I think this is a case where there used to be a distinction between the two phrasings in English... but the distinction is archaic, and the use of As in a So situation would be contested largely by older people that actively study prescriptive grammar. Language is always changing.
I didn't know the answer so I checked my dictionary and examples it has. I did find an example when tanto would be 'as much' and that was when in the context of amount or quantity. So you aren't wrong. As for 'no tan' I can't find any reference to support using it in this context. Hope it helps you, it did for me.
wait... ok, so for tanto to mean "both" it has to be used in tandem with "como". And when used together, "como" replaces what would normally be an "y"
i.e. hombres y mujeres becomes hombres como mujeres if tanto is used in the beginning.... which creates a "both" statement.
Sino is an elegant way to provide a non-obvious alternative to a negative statement, without having to start a new sentence.
To avoid confusing it with pero, try replacing it with although–if it works, it's pero; otherwise, it's sino.

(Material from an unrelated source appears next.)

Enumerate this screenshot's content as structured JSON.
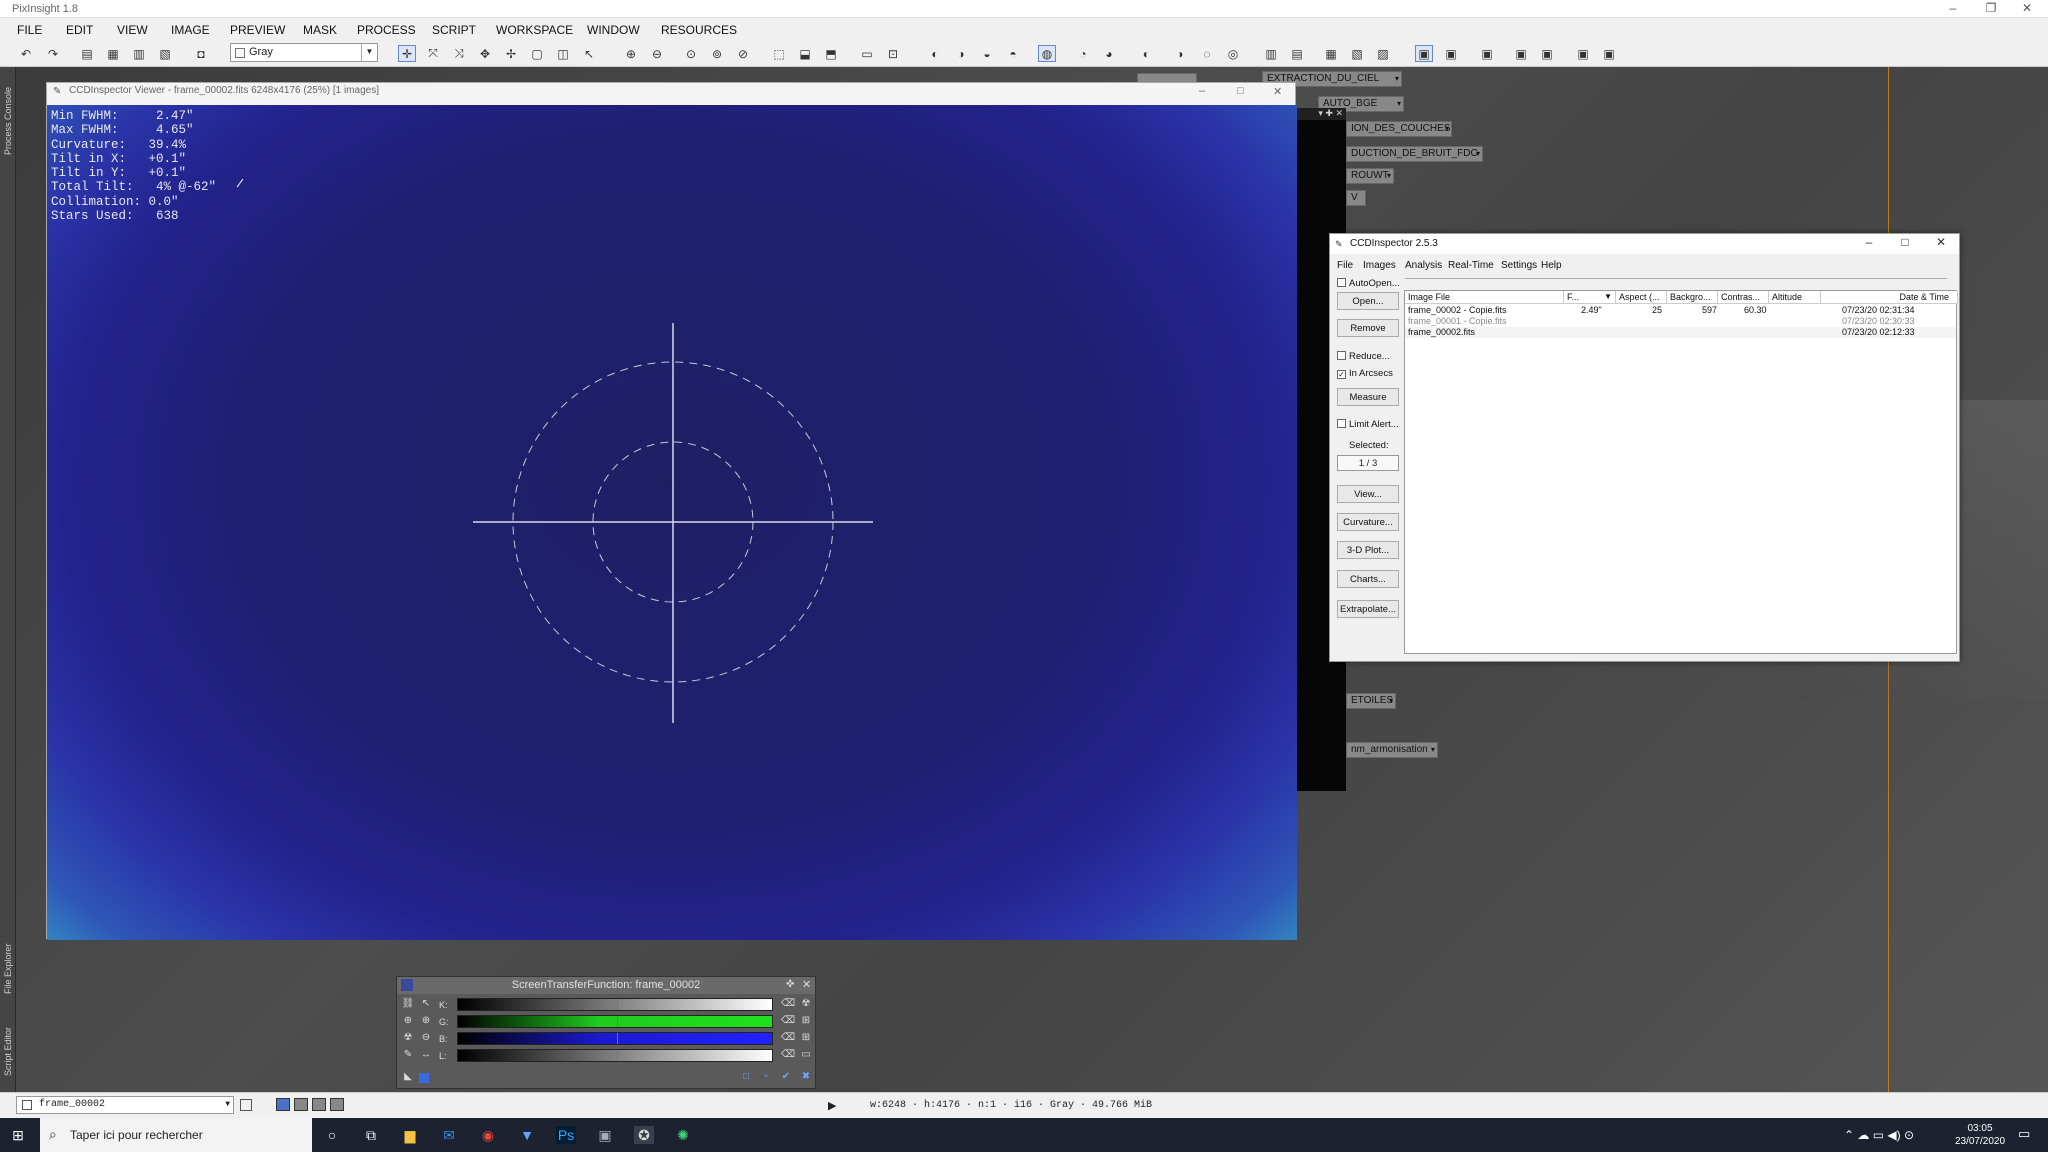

> — Me apetecía verte hoy, pero hasta mañana no puedo.
> "I felt like seeing you today, (but/although) until tomorrow, I can't."
> — Pues yo no contaba con verte hoy, sino mañana, así que perfecto.
> "(Well) I wasn't counting on seeing you today, (but/I was counting on seeing you) tomorrow, so that's perfect."
I go deep into the usage context of sino in this NachoTime post.